Rare Earths Mining Potential in the United States

America’s well-being — our homes, workplaces, schools, hospitals and transportation systems — are all possible because of this country’s vast mineral wealth. The United States ranks as among the world…

LOST at Sea

The United Nations Convention on the Law of the Sea — known as UNCLOS or LOST (Law of the Sea Treaty) — recently celebrated its 30th anniversary, but has yet to be ratified by the U.S. Senate. Many ob…

Coal: Beginning the Long Goodbye?

Due to a boom in production and low prices, natural gas now equals coal as the cost-effective fuel of choice for electricity generation. The shift to natural gas comes as many aging coal power plants…

Solving the Problem of Traffic Congestion

Traffic congestion is a growing problem in many metropolitan areas.
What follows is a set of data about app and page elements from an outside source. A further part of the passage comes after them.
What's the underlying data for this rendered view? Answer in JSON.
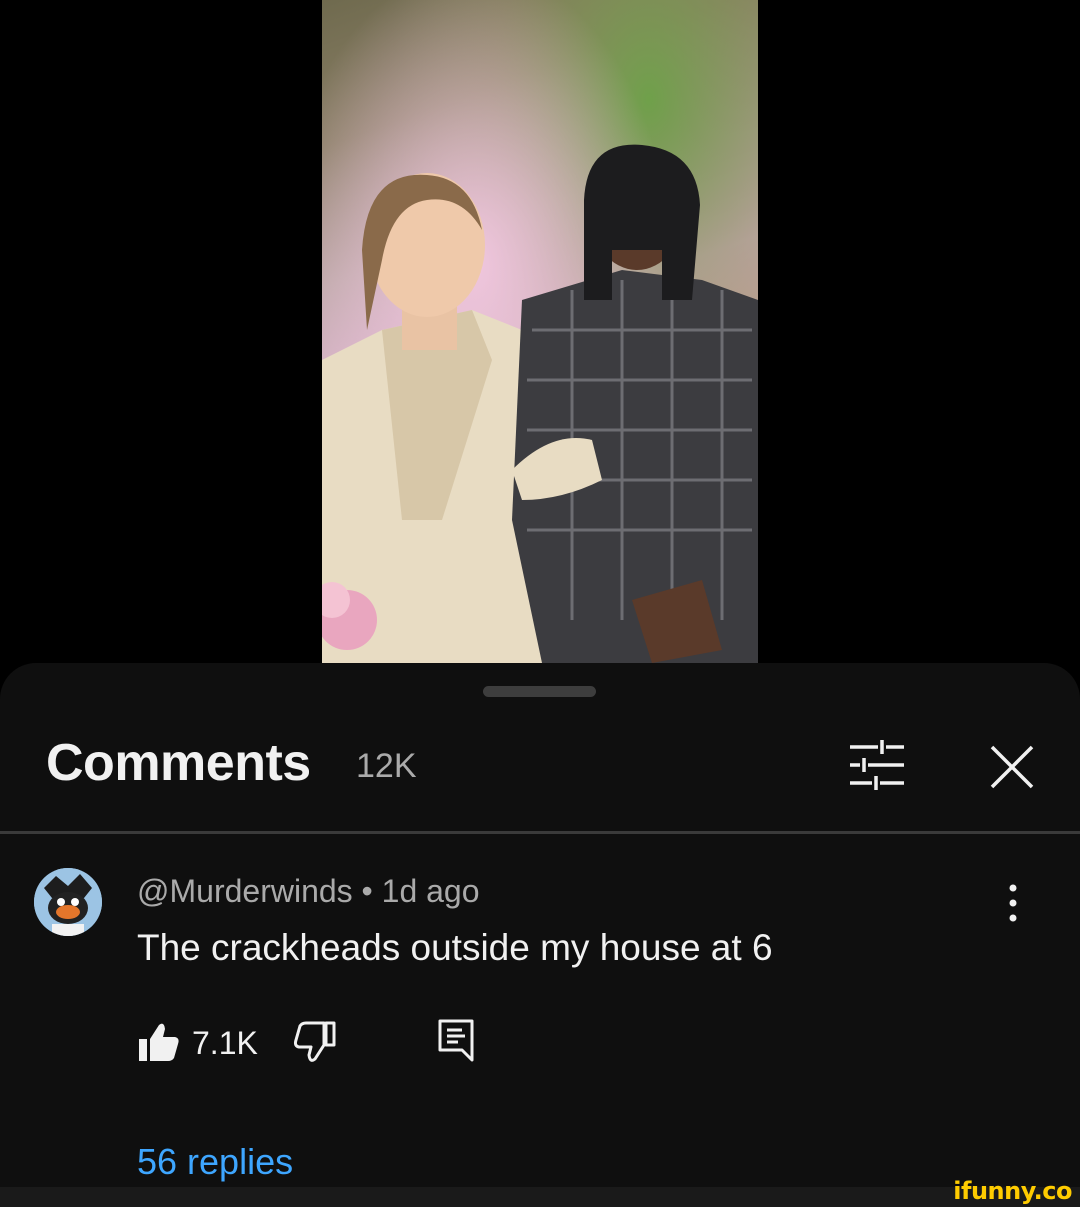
{
  "comments_sheet": {
    "title": "Comments",
    "count": "12K",
    "filter_icon": "filter-sliders-icon",
    "close_icon": "close-icon"
  },
  "comment": {
    "meta": "@Murderwinds • 1d ago",
    "text": "The crackheads outside my house at 6",
    "like_count": "7.1K",
    "replies_label": "56 replies"
  },
  "watermark": "ifunny.co",
  "colors": {
    "sheet_bg": "#0f0f0f",
    "link_blue": "#3ea6ff",
    "secondary_text": "#aaaaaa",
    "primary_text": "#f1f1f1",
    "watermark_yellow": "#ffcc00"
  }
}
Congestion increases travel time, air pollution, carbon dioxide (CO2) emissions and fuel use because cars cannot run efficiently. Th…
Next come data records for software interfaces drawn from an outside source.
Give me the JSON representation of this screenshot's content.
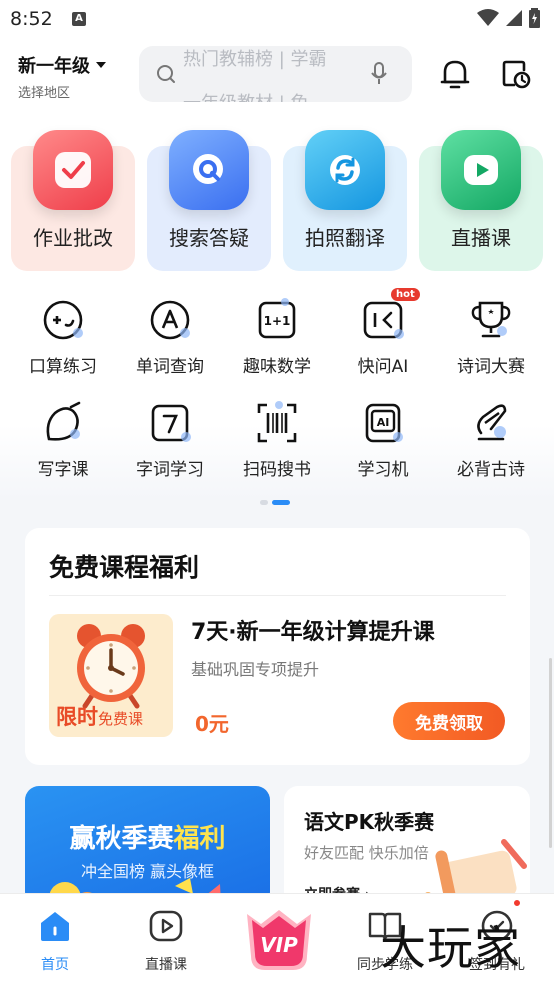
{
  "status_bar": {
    "time": "8:52",
    "app_icon_letter": "A"
  },
  "header": {
    "grade": "新一年级",
    "region": "选择地区",
    "search_hint_top": "热门教辅榜 | 学霸",
    "search_hint_bottom": "一年级教材 | 免"
  },
  "big_cards": [
    {
      "label": "作业批改",
      "bg": "#fde8e3",
      "icon": "check-icon",
      "icon_color": "#f0484b"
    },
    {
      "label": "搜索答疑",
      "bg": "#e3ecfd",
      "icon": "search-q-icon",
      "icon_color": "#3d7df3"
    },
    {
      "label": "拍照翻译",
      "bg": "#e0f0fd",
      "icon": "refresh-icon",
      "icon_color": "#1c9ee8"
    },
    {
      "label": "直播课",
      "bg": "#ddf6ea",
      "icon": "play-icon",
      "icon_color": "#19b56f"
    }
  ],
  "grid_row1": [
    {
      "label": "口算练习",
      "icon": "mental-math-icon"
    },
    {
      "label": "单词查询",
      "icon": "word-lookup-icon"
    },
    {
      "label": "趣味数学",
      "icon": "fun-math-icon"
    },
    {
      "label": "快问AI",
      "icon": "quick-ai-icon",
      "badge": "hot"
    },
    {
      "label": "诗词大赛",
      "icon": "trophy-icon"
    }
  ],
  "grid_row2": [
    {
      "label": "写字课",
      "icon": "writing-icon"
    },
    {
      "label": "字词学习",
      "icon": "character-icon"
    },
    {
      "label": "扫码搜书",
      "icon": "barcode-icon"
    },
    {
      "label": "学习机",
      "icon": "learning-device-icon"
    },
    {
      "label": "必背古诗",
      "icon": "poem-icon"
    }
  ],
  "free_course": {
    "title": "免费课程福利",
    "course_name": "7天·新一年级计算提升课",
    "course_desc": "基础巩固专项提升",
    "price": "0元",
    "button": "免费领取",
    "thumb_tag": "限时",
    "thumb_tag_small": "免费课"
  },
  "banner_left": {
    "title_a": "赢秋季赛",
    "title_b": "福利",
    "sub": "冲全国榜 赢头像框"
  },
  "banner_right": {
    "title": "语文PK秋季赛",
    "sub": "好友匹配 快乐加倍",
    "link": "立即参赛 ›"
  },
  "tabs": [
    {
      "label": "首页",
      "icon": "home-icon"
    },
    {
      "label": "直播课",
      "icon": "live-icon"
    },
    {
      "label": "VIP",
      "icon": "vip-icon"
    },
    {
      "label": "同步学练",
      "icon": "book-icon"
    },
    {
      "label": "签到有礼",
      "icon": "gift-icon"
    }
  ],
  "watermark": "大玩家",
  "colors": {
    "accent": "#2a8cf6",
    "price": "#f2662d",
    "hot": "#e73a2e"
  }
}
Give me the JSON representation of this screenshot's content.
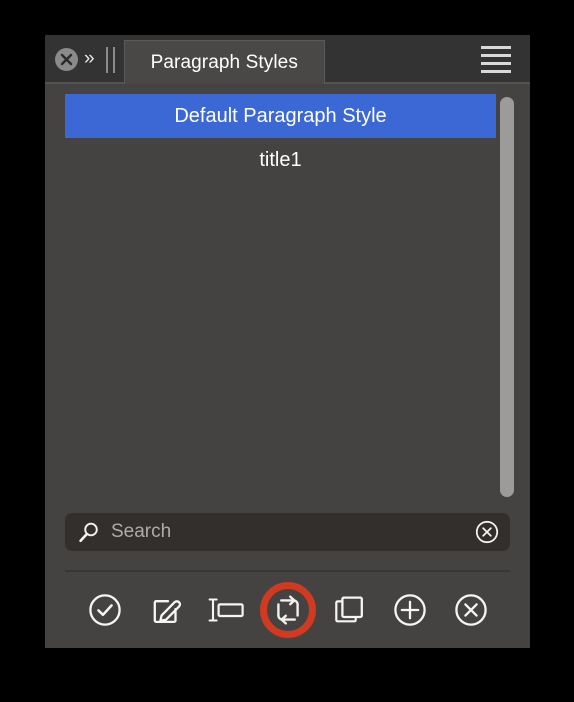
{
  "window": {
    "background_color": "#000000",
    "panel_color": "#454341",
    "titlebar_color": "#333333",
    "accent_selected_color": "#3b68d4",
    "highlight_ring_color": "#cf3a20"
  },
  "titlebar": {
    "close_icon": "close-icon",
    "collapse_icon": "double-chevron-right-icon",
    "grip_icon": "drag-handle-icon",
    "menu_icon": "hamburger-menu-icon",
    "tab": {
      "label": "Paragraph Styles"
    }
  },
  "style_list": {
    "items": [
      {
        "label": "Default Paragraph Style",
        "selected": true
      },
      {
        "label": "title1",
        "selected": false
      }
    ],
    "scrollbar": {
      "name": "vertical-scrollbar"
    }
  },
  "search": {
    "placeholder": "Search",
    "value": "",
    "search_icon": "search-icon",
    "clear_icon": "clear-icon"
  },
  "toolbar": {
    "buttons": [
      {
        "name": "apply-style-button",
        "icon": "check-circle-icon",
        "label": "Apply Style",
        "highlighted": false
      },
      {
        "name": "edit-style-button",
        "icon": "edit-pencil-icon",
        "label": "Edit Style",
        "highlighted": false
      },
      {
        "name": "spacing-style-button",
        "icon": "paragraph-spacing-icon",
        "label": "Paragraph Settings",
        "highlighted": false
      },
      {
        "name": "update-style-button",
        "icon": "refresh-update-icon",
        "label": "Update Style",
        "highlighted": true
      },
      {
        "name": "new-from-selection-button",
        "icon": "copy-squares-icon",
        "label": "New Style from Selection",
        "highlighted": false
      },
      {
        "name": "add-style-button",
        "icon": "plus-circle-icon",
        "label": "Add Style",
        "highlighted": false
      },
      {
        "name": "delete-style-button",
        "icon": "close-circle-icon",
        "label": "Delete Style",
        "highlighted": false
      }
    ]
  }
}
A Survey on the Economic Effects of Los Angeles County’s Plastic Bag Ban

Grocers and other retailers nationwide pack consumers' purchases in plastic bags. However, a growing number of jurisdictions — including Los Angeles county, and cities such as Austin and Seattle — hav…

No Need to Get the Lead Out

In 1991 the U.S. Fish and Wildlife Service instituted a nationwide ban on the use of lead shot to hunt waterfowl due to studies that suggested ducks and geese often mistake the small pellets for fo…

The Defense Implications of Rare Earth Shortages

Rare earth elements are used in everyday products: smart phones, hard disc drives, flat-screen televisions and advanced batteries. They are essential to such 'green' technologies as wind turbines, com…

Which Is Better for the Environment: Transit or Roads?

The main problem with rail transit is that, compared with driving, transit is slow, inconvenient and expensive. Although some rail lines may bypass congested roads, most people do not live and work ri…